─── SOURCE DATA

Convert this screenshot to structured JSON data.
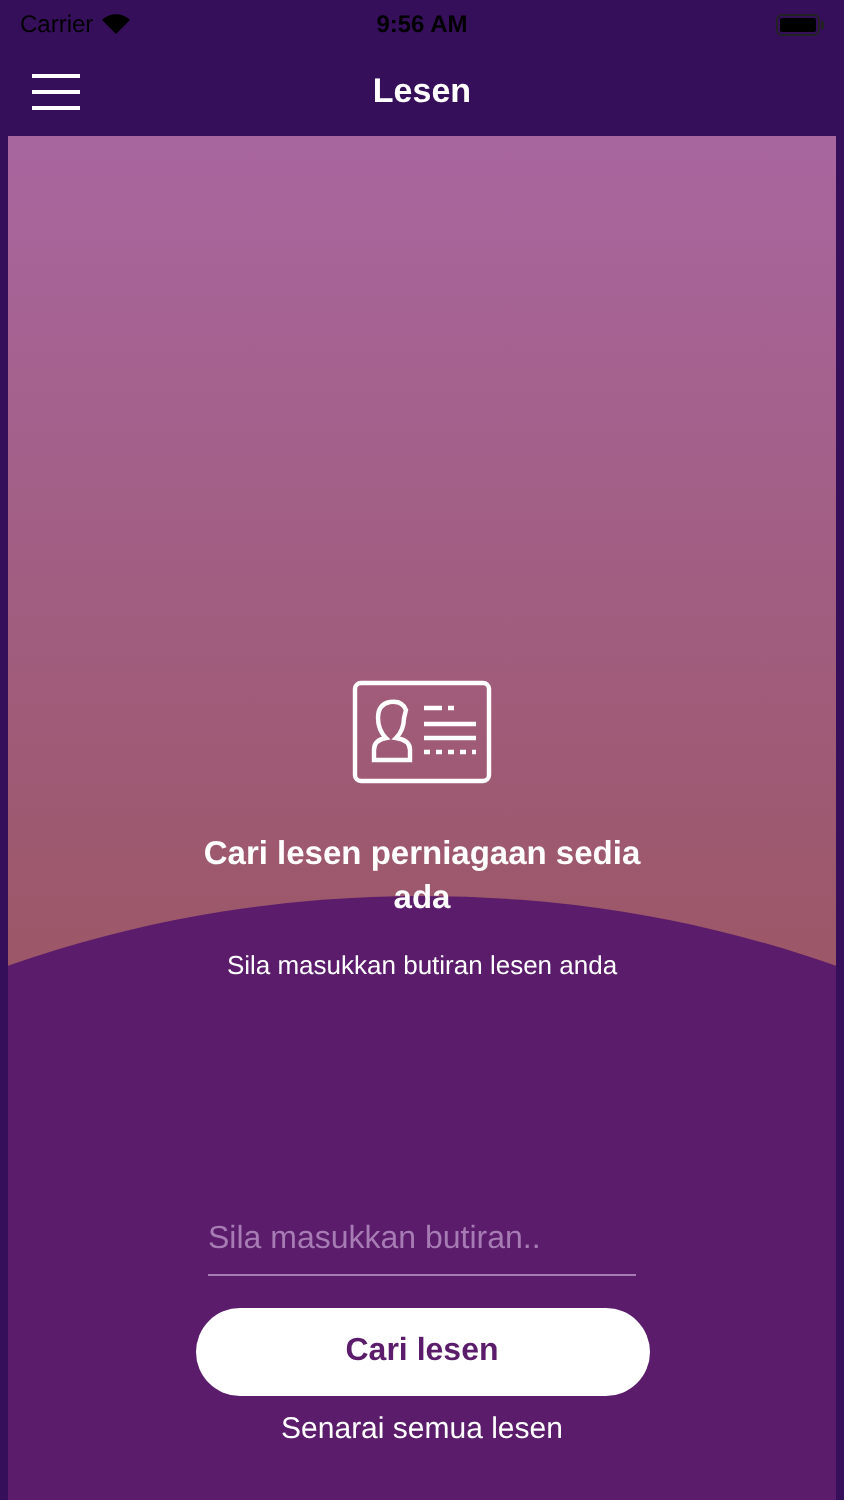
{
  "status_bar": {
    "carrier": "Carrier",
    "time": "9:56 AM"
  },
  "nav_bar": {
    "title": "Lesen"
  },
  "hero": {
    "title": "Cari lesen perniagaan sedia ada",
    "subtitle": "Sila masukkan butiran lesen anda"
  },
  "search": {
    "placeholder": "Sila masukkan butiran.."
  },
  "buttons": [
    {
      "kind": "primary",
      "label": "Cari lesen"
    },
    {
      "kind": "link",
      "label": "Senarai semua lesen"
    }
  ]
}
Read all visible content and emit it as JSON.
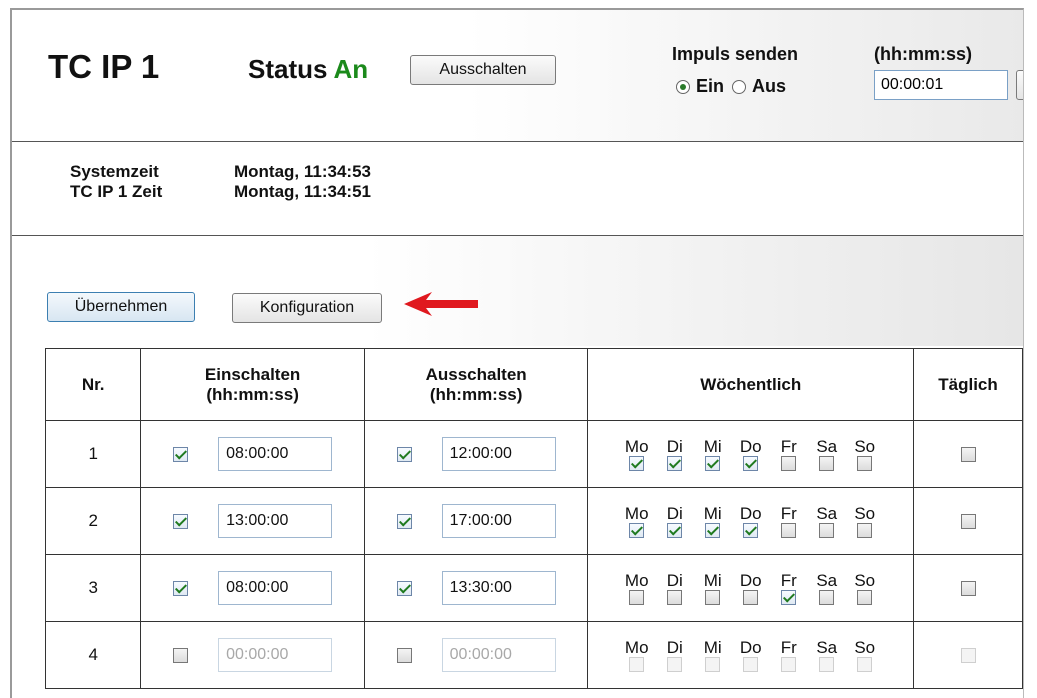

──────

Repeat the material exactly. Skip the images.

**TASK RESULT:**
Convert this screenshot to structured JSON data.
{
  "status_bar": {
    "carrier": "Carrier",
    "time": "9:56 AM"
  },
  "nav_bar": {
    "title": "Lesen"
  },
  "hero": {
    "title": "Cari lesen perniagaan sedia ada",
    "subtitle": "Sila masukkan butiran lesen anda"
  },
  "search": {
    "placeholder": "Sila masukkan butiran.."
  },
  "buttons": [
    {
      "kind": "primary",
      "label": "Cari lesen"
    },
    {
      "kind": "link",
      "label": "Senarai semua lesen"
    }
  ]
}
Read all visible content and emit it as JSON.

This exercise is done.